Instead, equine polyclonal antibodies may be used as such or only the required fragments. These have a long history of use against venoms and viruses. This could prove an invaluable asset in the present situation, as laboratories that manufacture these agents are already operating in a host of countries.
This could help supply these antibodies all over the world to provide safe treatment for SARS-CoV-2 in a cost-effective manner, saving hundreds of thousands of lives.
Why equine antibodies?
The advantage of using equine antibodies is that horses can be immunized with ease against SARS-CoV-2 antigens, yielding polyclonal antibodies (pAbs) in large amounts. This serum neutralizes the virus 50-80 times more efficiently than CP from human donors.

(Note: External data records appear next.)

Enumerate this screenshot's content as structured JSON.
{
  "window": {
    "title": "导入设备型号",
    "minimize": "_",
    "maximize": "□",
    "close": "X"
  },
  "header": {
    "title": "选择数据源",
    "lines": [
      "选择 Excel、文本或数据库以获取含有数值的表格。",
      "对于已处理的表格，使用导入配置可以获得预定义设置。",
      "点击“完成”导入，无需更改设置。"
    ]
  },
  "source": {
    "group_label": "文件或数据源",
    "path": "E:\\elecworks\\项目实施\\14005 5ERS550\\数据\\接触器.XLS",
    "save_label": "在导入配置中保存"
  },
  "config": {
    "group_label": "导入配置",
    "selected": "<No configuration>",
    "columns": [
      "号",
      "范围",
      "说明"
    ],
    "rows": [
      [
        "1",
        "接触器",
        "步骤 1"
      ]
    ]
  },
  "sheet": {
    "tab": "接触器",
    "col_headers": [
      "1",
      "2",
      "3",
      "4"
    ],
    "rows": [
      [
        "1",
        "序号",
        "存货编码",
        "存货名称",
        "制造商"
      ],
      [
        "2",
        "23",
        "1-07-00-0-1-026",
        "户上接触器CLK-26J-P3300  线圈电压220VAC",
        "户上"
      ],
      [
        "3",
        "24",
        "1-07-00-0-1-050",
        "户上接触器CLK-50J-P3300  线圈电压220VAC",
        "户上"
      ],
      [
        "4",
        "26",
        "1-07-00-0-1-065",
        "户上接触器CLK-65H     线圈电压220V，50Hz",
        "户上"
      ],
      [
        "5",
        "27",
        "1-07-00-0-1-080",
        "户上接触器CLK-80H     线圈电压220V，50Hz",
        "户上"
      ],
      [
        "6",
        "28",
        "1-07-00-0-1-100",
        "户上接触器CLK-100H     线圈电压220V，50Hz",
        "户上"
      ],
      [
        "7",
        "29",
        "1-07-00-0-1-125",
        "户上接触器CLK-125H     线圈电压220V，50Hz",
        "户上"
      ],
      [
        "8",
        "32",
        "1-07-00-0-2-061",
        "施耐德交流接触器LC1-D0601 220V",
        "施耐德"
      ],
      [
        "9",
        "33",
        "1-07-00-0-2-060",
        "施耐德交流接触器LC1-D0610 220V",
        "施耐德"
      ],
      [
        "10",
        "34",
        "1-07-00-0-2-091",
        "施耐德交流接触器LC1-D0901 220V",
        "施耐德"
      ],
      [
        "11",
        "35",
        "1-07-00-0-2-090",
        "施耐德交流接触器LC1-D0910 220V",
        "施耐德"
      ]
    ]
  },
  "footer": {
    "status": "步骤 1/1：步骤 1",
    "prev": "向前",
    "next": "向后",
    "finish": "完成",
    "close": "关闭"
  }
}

While these findings have led to clinical trials establishing the safety of pAb F(ab’)2 fragments (antibody-binding fragments) against moderate to severe COVID-19 and testing its efficacy in such cases, there is little evidence that they are effective against variants of concern (VOCs) of SARS-CoV-2.
Powerful neutralization efficacy
In the current study, the researchers found that equine pAb formulations raised against recombinant SARS-CoV-2 spike S1 subunit, or against the so-called SEM mosaic (spike, envelope and mosaic antigens) in a recombinant protein, were able to neutralize four VOCs – the alpha, beta, epsilon and gamma (B.1.427/B.1.429) lineages.
In all cases, they did so at similar low concentrations, indicating high neutralization efficacy. In fact, compared to the pAb concentrations used to treat patients in other trials, at 4 mg/kg, the half-maximal inhibitory concentrations (IC50) for these formulations were a thousand-fold lower, ranging from 0.146 μg/mL to 0.377 μg/mL. The highest IC50 was 13.89 μg/mL for the beta VOC.
The pAbs showed themselves able to neutralize both the parental SARS-CoV-2 and the VOCs with comparable potency, further heightening their potential for COVID-19 therapeutic use.
What are the implications?
While the circulating VOCs have demonstrated their resistance to antibodies elicited by first-generation vaccines and to therapeutic mAbs, the current study shows that hyperimmune horse serum contains polyclonal antibodies that possess high neutralization efficacy against four VOCs.
This indicates that, in view of their safety, effectiveness, and the broad availability of manufacturing facilities, equine pAbs represent a potentially low-cost and easily scalable approach to COVID-19 treatment.
The researchers write:
Our data suggest high potential of equine pAbs for treatment of COVID-19. By shifting antivenom platforms to produce equine pAbs, laboratories in both developed and developing countries that have been manufacturing and distributing safe and standardized antivenoms for decades could rapidly fill the gaps in global demand for therapies that are both effective against VoC and affordable to low- and middle-income countries.”
bioRxiv publishes preliminary scientific reports that are not peer-reviewed and, therefore, should not be regarded as conclusive, guide clinical practice/health-related behavior, or treated as established information.